It can't help when Research In Motion dates a long-standing palmOne partner like AvantGo. Nor does it help when Nokia (NYSE: NOK ) , already the world's smartphone leader, hooks up with Microsoft (Nasdaq: MSFT ) through operating system partner Symbian. Or when production problems slip the schedule for getting new Treos into the hands of carriers.
Indeed, this last problem is the biggest of all. And it doesn't seem to be improving. A visit to my local T-Mobile store revealed that no one can be sure when the new Treo 650 will be available to the carrier's subscribers, if ever. Whoops.
Look, I still like palmOne. But only so much time can pass before the company starts inking content deals and getting new phones into carriers' hands. It had better be soon.
For related Foolishness:
- In February, palmOne came up empty-handed.

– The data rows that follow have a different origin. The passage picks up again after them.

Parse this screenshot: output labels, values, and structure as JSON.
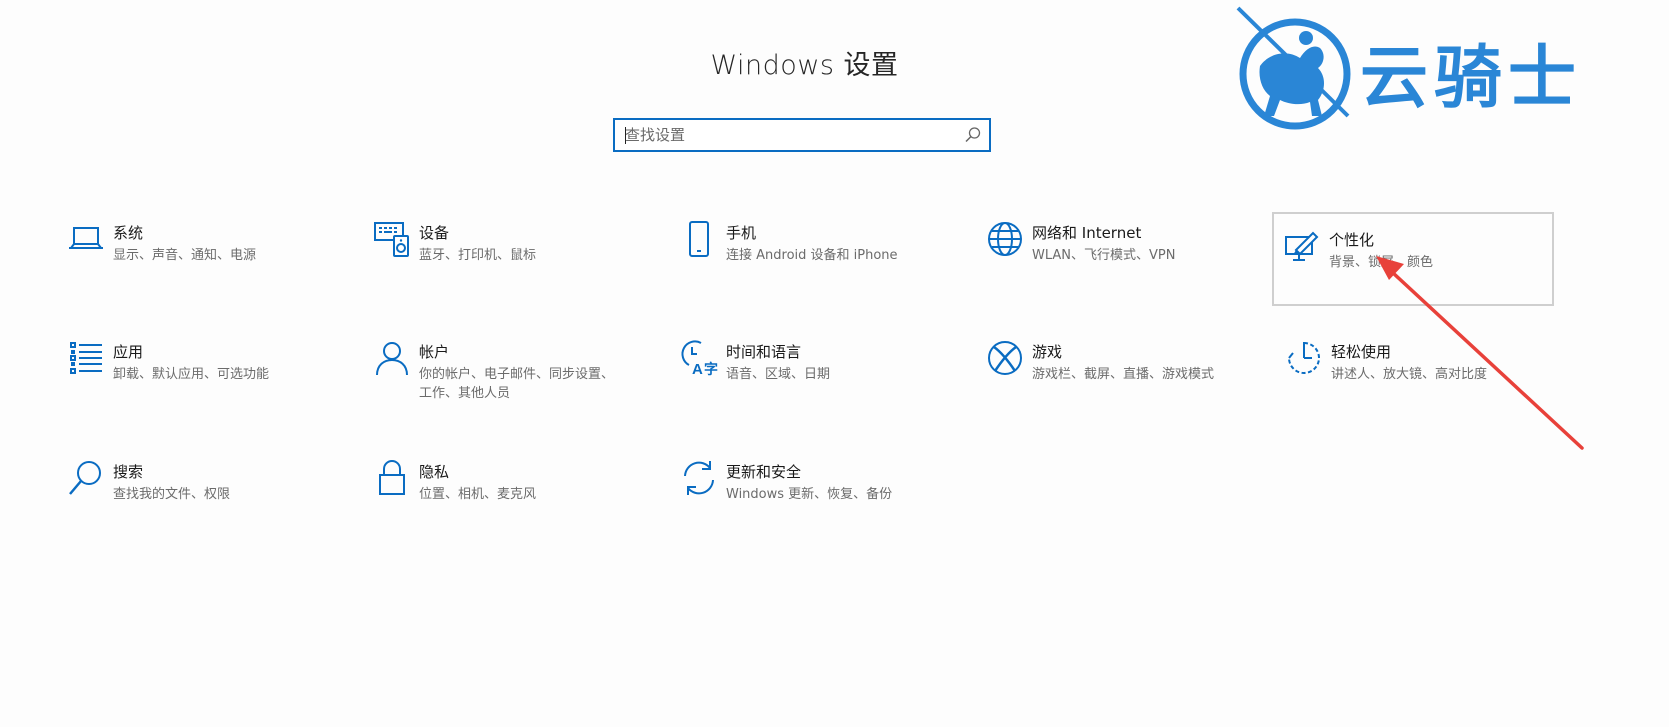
{
  "page": {
    "title": "Windows 设置"
  },
  "search": {
    "placeholder": "查找设置",
    "icon": "search-icon"
  },
  "tiles": [
    {
      "key": "system",
      "icon": "laptop-icon",
      "title": "系统",
      "desc": "显示、声音、通知、电源"
    },
    {
      "key": "devices",
      "icon": "keyboard-speaker-icon",
      "title": "设备",
      "desc": "蓝牙、打印机、鼠标"
    },
    {
      "key": "phone",
      "icon": "phone-icon",
      "title": "手机",
      "desc": "连接 Android 设备和 iPhone"
    },
    {
      "key": "network",
      "icon": "globe-icon",
      "title": "网络和 Internet",
      "desc": "WLAN、飞行模式、VPN"
    },
    {
      "key": "personalization",
      "icon": "monitor-pen-icon",
      "title": "个性化",
      "desc": "背景、锁屏、颜色",
      "selected": true
    },
    {
      "key": "apps",
      "icon": "app-list-icon",
      "title": "应用",
      "desc": "卸载、默认应用、可选功能"
    },
    {
      "key": "accounts",
      "icon": "person-icon",
      "title": "帐户",
      "desc": "你的帐户、电子邮件、同步设置、工作、其他人员"
    },
    {
      "key": "time-language",
      "icon": "clock-language-icon",
      "title": "时间和语言",
      "desc": "语音、区域、日期"
    },
    {
      "key": "gaming",
      "icon": "xbox-icon",
      "title": "游戏",
      "desc": "游戏栏、截屏、直播、游戏模式"
    },
    {
      "key": "ease-of-access",
      "icon": "accessibility-timer-icon",
      "title": "轻松使用",
      "desc": "讲述人、放大镜、高对比度"
    },
    {
      "key": "search",
      "icon": "magnifier-icon",
      "title": "搜索",
      "desc": "查找我的文件、权限"
    },
    {
      "key": "privacy",
      "icon": "lock-icon",
      "title": "隐私",
      "desc": "位置、相机、麦克风"
    },
    {
      "key": "update-security",
      "icon": "sync-arrows-icon",
      "title": "更新和安全",
      "desc": "Windows 更新、恢复、备份"
    }
  ],
  "watermark": {
    "logo": "knight-horse-logo",
    "text": "云骑士"
  },
  "annotation": {
    "type": "red-arrow-pointing-to-personalization"
  },
  "colors": {
    "accent": "#0a6cc2",
    "watermark": "#2a86d6",
    "arrow": "#e8413a"
  }
}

- So far, Nokia's smart shot doesn't seem to have had much of an effect.
- Last year, Research In Motion added 1 million subscribers in nine months. It may take until only the second quarter to reach that goal this year.
Is Research In Motion the next home run stock? And how do you find home run stocks, anyway? Our Foolish band atMotley Fool Rule Breakers each month profiles two companies searching for the Next Big Thing. You can get in on the action by taking a risk-free 30-day trial today.
Fool contributorTim Beyers thinks the Treo is greatest thing since the PDA. What do you think of palmOne's prospects? Is Research In Motion pulling away? Share your thoughts with other Fools at thepalmOne andResearch In Motion discussion boards. Tim didn't own shares in any of the companies mentioned in this story at the time of publication. You can find out what's in his portfolio by checking Tim's Fool profile, which ishere. The Motley Fool has adisclosure policy.